Czech right wing Petr Sykora signed a one-year National Hockey League contract to play for the Edmonton Oilers next season. Splitting last season between Anaheim and the New York Rangers, Sykora had a total of 23 goals and 28 assists in 74 games last season. The 2002 Czech Olympian scored 18 goals as a rookie with New Jersey in the 1995-1996 season and has surpassed 20 goals in each of the past seven seasons.
Czech political leaders have made a breakthrough in talks on the formation
of a new government, breaking a two months long deadlock. An agreement
reached on Friday envisages the election of Social Democrat Miloslav Vlcek
to the post speaker of parliament on a temporary basis, the resignation of
the old cabinet and the appointment of a prime minister designate, all
within a matter of days.
All parliamentary parties have agreed to the plan, although the centre
right parties have said they need guarantees from MP Vlcek that his
mandate would be temporary and that he would resign under precisely

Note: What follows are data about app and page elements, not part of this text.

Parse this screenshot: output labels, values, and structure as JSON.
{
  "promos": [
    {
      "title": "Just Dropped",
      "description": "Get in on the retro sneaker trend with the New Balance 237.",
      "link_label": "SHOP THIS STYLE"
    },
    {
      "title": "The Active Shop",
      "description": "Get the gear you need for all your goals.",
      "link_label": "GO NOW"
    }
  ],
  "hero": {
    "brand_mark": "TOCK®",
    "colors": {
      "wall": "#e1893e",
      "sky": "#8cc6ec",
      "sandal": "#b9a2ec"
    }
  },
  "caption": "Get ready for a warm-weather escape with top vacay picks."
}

Meanwhile, the Social Democratic Party has agreed to support a minority Civic Democratic Party government which would include both politicians and experts. The Social Democrats themselves would go into the opposition, and if all goes according to plan, party leader Jiri Paroubek would eventually become speaker of the lower house.
The leadership of the Social Democratic party has urged party members to take an active part in a discussion on the possible stationing of a US missile base on Czech territory. Party leader Jiri Paroubek said he wanted this issue to be one of the focal points of the party's campaign in local elections coming up in the autumn. The Social Democrats have been pushing for a national referendum on the US missile base to be part of an agreement with the Civic Democrats. Washington has not yet decided whether to locate the base in the Czech Republic or Poland, but the Czech foreign minister has indicated that some kind of offer will almost certainly be made. The only opinion survey available on the subject suggests that 82 percent of Czechs do not want a US missile base in the Czech Republic.
European decathlon champion Roman Sebrle of the Czech Republic retained his title at the European championships in Gothenburg, Sweden, thanks to impressive performances in the long jump, high jump and 110m hurdles. The reigning Olympic champion and double world silver medallist finished on a season's best of 8,526 points after dominating the field in the 10 disciplines of the gruelling two-day event. He finished a massive 170pts ahead of Hungary's Attila Zsivoczky (8,356pts) in silver. Russian Aleksey Drozdov (8,350pts) took bronze.
Civic Democratic party leader Mirek Topolanek, who looks set to be the country's next prime minister, is now putting together a new cabinet. Ten of the cabinet seats should go to party members the remaining six will be filled by unaffiliated experts. A senior Civic Democratic Party official said the party was aiming to include two or three women in its cabinet set up. The choice of unaffiliated party experts will be consulted with the Social Democrats.
First ever Indo-European settlement discovered on Czech Territory
How can foreigners travel to Czech Republic at present – and what may future hold?
Czech women might finally be allowed to drop the suffix -ová
Czech government reopens borders sooner than planned, special regime with Slovakia
Prague City Tourism shifts the focus to domestic tourists